■ **Exercise inputs**:
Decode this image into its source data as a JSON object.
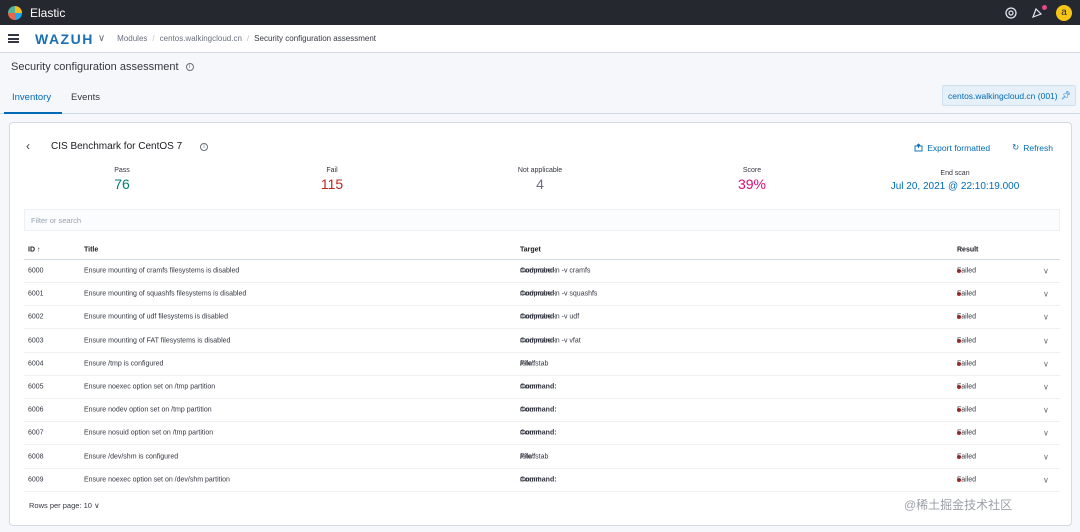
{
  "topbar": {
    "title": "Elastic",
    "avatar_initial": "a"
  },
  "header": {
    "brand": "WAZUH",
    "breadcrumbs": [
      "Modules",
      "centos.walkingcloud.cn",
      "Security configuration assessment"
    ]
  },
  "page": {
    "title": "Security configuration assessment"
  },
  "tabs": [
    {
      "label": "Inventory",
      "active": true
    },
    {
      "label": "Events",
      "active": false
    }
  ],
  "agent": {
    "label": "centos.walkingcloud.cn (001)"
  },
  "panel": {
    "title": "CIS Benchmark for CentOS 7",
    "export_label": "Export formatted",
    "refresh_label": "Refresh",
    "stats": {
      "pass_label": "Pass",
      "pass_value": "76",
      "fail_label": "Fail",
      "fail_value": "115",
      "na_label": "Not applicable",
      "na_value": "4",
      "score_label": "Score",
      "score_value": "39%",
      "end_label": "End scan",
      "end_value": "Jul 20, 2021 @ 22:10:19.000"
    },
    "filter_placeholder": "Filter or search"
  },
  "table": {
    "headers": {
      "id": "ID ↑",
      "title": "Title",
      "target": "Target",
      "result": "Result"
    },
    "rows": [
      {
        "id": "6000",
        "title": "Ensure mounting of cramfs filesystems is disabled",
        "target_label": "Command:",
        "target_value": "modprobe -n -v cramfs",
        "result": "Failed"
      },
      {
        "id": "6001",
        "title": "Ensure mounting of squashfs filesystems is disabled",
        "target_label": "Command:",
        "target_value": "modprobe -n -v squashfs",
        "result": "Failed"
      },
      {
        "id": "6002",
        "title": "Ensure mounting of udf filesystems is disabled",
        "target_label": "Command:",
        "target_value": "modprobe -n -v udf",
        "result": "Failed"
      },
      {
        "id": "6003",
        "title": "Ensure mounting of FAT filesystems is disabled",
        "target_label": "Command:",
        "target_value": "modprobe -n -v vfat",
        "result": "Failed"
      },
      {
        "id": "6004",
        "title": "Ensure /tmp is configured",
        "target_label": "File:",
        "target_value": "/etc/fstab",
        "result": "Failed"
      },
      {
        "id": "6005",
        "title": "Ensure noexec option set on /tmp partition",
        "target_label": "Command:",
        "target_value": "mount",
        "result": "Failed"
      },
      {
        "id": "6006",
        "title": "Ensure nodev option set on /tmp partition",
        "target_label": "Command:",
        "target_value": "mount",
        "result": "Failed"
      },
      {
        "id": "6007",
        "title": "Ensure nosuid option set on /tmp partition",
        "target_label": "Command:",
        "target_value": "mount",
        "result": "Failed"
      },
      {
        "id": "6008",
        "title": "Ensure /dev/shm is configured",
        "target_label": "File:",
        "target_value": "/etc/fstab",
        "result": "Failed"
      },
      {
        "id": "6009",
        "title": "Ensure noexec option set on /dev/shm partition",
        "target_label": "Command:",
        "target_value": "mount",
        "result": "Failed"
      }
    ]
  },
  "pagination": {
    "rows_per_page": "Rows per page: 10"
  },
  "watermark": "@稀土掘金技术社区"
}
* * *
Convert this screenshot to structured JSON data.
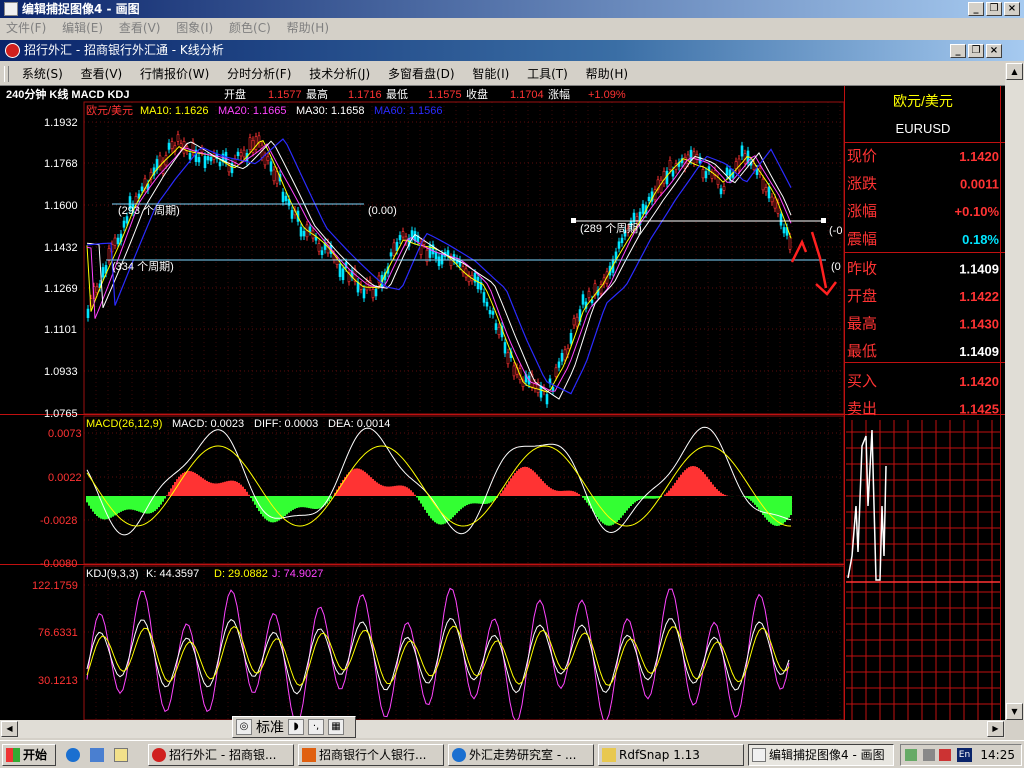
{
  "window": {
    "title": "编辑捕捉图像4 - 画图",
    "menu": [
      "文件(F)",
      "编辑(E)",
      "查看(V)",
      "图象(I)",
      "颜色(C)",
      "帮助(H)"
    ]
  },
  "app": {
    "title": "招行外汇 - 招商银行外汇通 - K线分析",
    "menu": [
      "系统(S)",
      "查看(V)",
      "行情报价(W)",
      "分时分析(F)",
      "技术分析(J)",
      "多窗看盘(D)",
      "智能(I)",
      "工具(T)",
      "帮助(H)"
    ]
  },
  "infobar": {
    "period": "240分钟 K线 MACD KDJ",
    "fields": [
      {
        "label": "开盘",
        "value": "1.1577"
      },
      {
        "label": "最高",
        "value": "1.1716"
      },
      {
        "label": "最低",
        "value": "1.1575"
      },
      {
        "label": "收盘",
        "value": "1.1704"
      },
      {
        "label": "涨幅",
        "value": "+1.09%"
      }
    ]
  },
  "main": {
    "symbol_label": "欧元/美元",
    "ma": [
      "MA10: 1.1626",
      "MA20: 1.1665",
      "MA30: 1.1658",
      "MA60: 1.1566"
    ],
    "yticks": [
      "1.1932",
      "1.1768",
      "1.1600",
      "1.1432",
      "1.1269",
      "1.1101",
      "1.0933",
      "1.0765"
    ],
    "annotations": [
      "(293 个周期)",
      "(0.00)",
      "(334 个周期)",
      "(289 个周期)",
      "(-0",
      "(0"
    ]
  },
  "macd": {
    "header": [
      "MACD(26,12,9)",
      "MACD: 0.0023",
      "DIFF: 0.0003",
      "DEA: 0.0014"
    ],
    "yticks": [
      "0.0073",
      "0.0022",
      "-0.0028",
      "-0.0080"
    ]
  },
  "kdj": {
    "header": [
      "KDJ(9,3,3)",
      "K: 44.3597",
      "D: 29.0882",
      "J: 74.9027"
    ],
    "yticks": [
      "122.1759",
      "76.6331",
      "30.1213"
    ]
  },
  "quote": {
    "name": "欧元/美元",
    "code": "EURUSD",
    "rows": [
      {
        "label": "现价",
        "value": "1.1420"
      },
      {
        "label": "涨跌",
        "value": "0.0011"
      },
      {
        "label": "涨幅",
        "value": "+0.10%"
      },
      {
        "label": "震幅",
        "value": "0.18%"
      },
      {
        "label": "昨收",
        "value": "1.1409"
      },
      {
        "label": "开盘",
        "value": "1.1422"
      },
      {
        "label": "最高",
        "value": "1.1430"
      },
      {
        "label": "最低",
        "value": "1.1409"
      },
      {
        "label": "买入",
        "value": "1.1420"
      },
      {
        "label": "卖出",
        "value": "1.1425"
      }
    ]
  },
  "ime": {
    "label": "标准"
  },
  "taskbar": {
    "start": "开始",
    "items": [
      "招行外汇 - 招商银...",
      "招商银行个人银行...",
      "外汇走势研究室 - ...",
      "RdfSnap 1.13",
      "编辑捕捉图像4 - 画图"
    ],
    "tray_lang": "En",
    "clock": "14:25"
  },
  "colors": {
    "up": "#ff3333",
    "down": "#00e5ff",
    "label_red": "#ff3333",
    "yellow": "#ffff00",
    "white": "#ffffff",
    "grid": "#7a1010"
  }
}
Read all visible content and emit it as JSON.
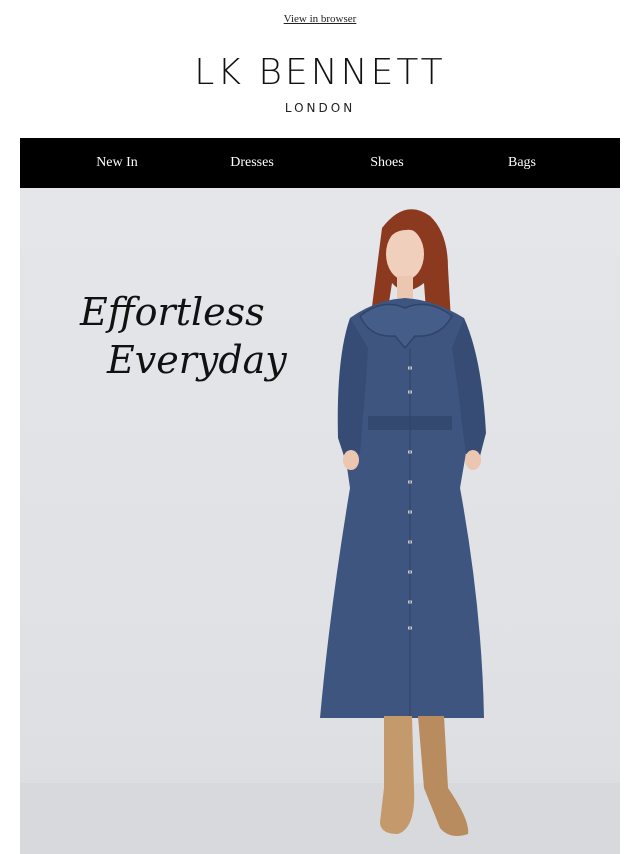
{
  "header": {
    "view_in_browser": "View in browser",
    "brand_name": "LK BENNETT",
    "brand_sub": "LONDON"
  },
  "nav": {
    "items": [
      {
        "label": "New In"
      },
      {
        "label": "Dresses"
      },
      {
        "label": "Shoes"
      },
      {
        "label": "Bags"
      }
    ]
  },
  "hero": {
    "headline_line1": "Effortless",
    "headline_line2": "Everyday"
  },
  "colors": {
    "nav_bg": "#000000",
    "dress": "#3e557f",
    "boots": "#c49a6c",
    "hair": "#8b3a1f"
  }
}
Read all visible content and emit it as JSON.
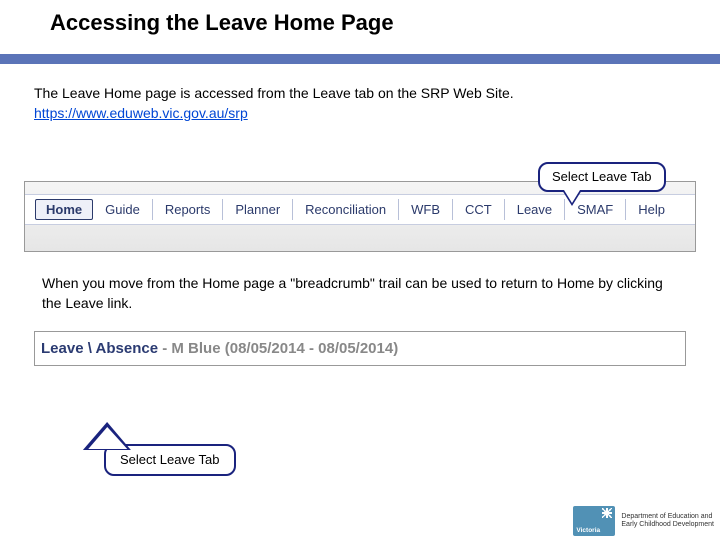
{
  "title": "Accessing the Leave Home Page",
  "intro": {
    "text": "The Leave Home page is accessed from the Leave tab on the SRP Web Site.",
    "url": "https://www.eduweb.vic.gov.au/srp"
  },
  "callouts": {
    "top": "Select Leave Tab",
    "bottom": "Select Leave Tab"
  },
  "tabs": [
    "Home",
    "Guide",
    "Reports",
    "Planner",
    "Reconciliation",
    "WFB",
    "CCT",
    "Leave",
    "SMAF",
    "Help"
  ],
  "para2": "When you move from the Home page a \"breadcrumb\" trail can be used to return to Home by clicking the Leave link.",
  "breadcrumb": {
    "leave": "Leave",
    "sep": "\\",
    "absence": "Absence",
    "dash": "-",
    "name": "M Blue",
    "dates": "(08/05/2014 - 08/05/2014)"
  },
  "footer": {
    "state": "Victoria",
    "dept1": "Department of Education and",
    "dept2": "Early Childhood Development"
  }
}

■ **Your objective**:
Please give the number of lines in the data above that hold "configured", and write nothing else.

■ **Answer for this exercise**:
2